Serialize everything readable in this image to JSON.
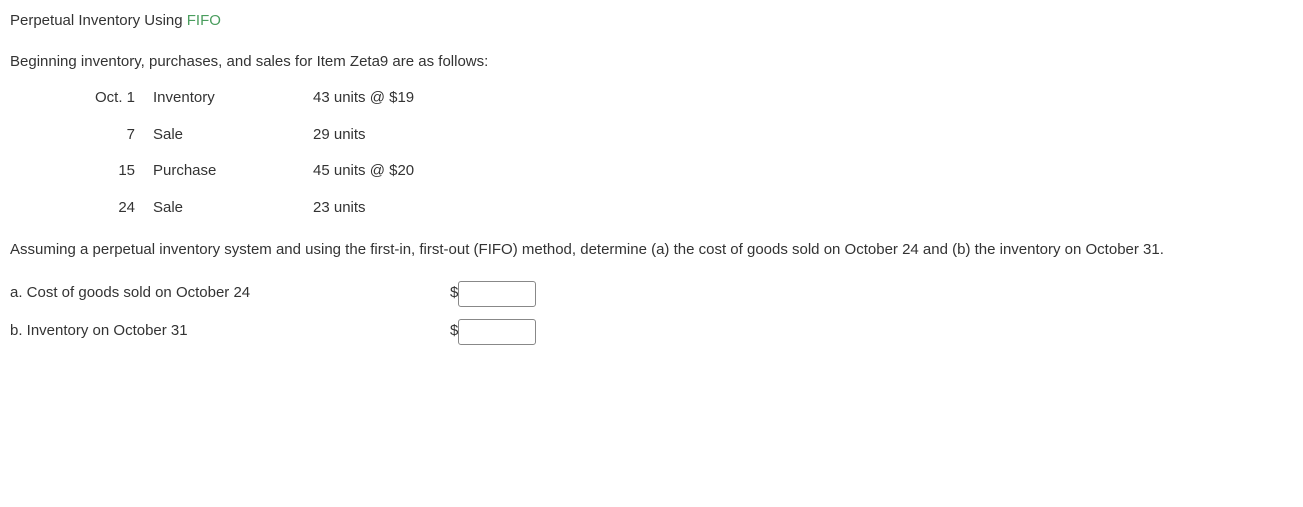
{
  "title": {
    "main": "Perpetual Inventory Using ",
    "highlight": "FIFO"
  },
  "intro": "Beginning inventory, purchases, and sales for Item Zeta9 are as follows:",
  "rows": [
    {
      "date": "Oct. 1",
      "type": "Inventory",
      "detail": "43 units @ $19"
    },
    {
      "date": "7",
      "type": "Sale",
      "detail": "29 units"
    },
    {
      "date": "15",
      "type": "Purchase",
      "detail": "45 units @ $20"
    },
    {
      "date": "24",
      "type": "Sale",
      "detail": "23 units"
    }
  ],
  "instruction": "Assuming a perpetual inventory system and using the first-in, first-out (FIFO) method, determine (a) the cost of goods sold on October 24 and (b) the inventory on October 31.",
  "answers": {
    "a": {
      "label": "a. Cost of goods sold on October 24",
      "currency": "$",
      "value": ""
    },
    "b": {
      "label": "b. Inventory on October 31",
      "currency": "$",
      "value": ""
    }
  }
}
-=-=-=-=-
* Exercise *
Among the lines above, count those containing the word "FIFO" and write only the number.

* Task output *
2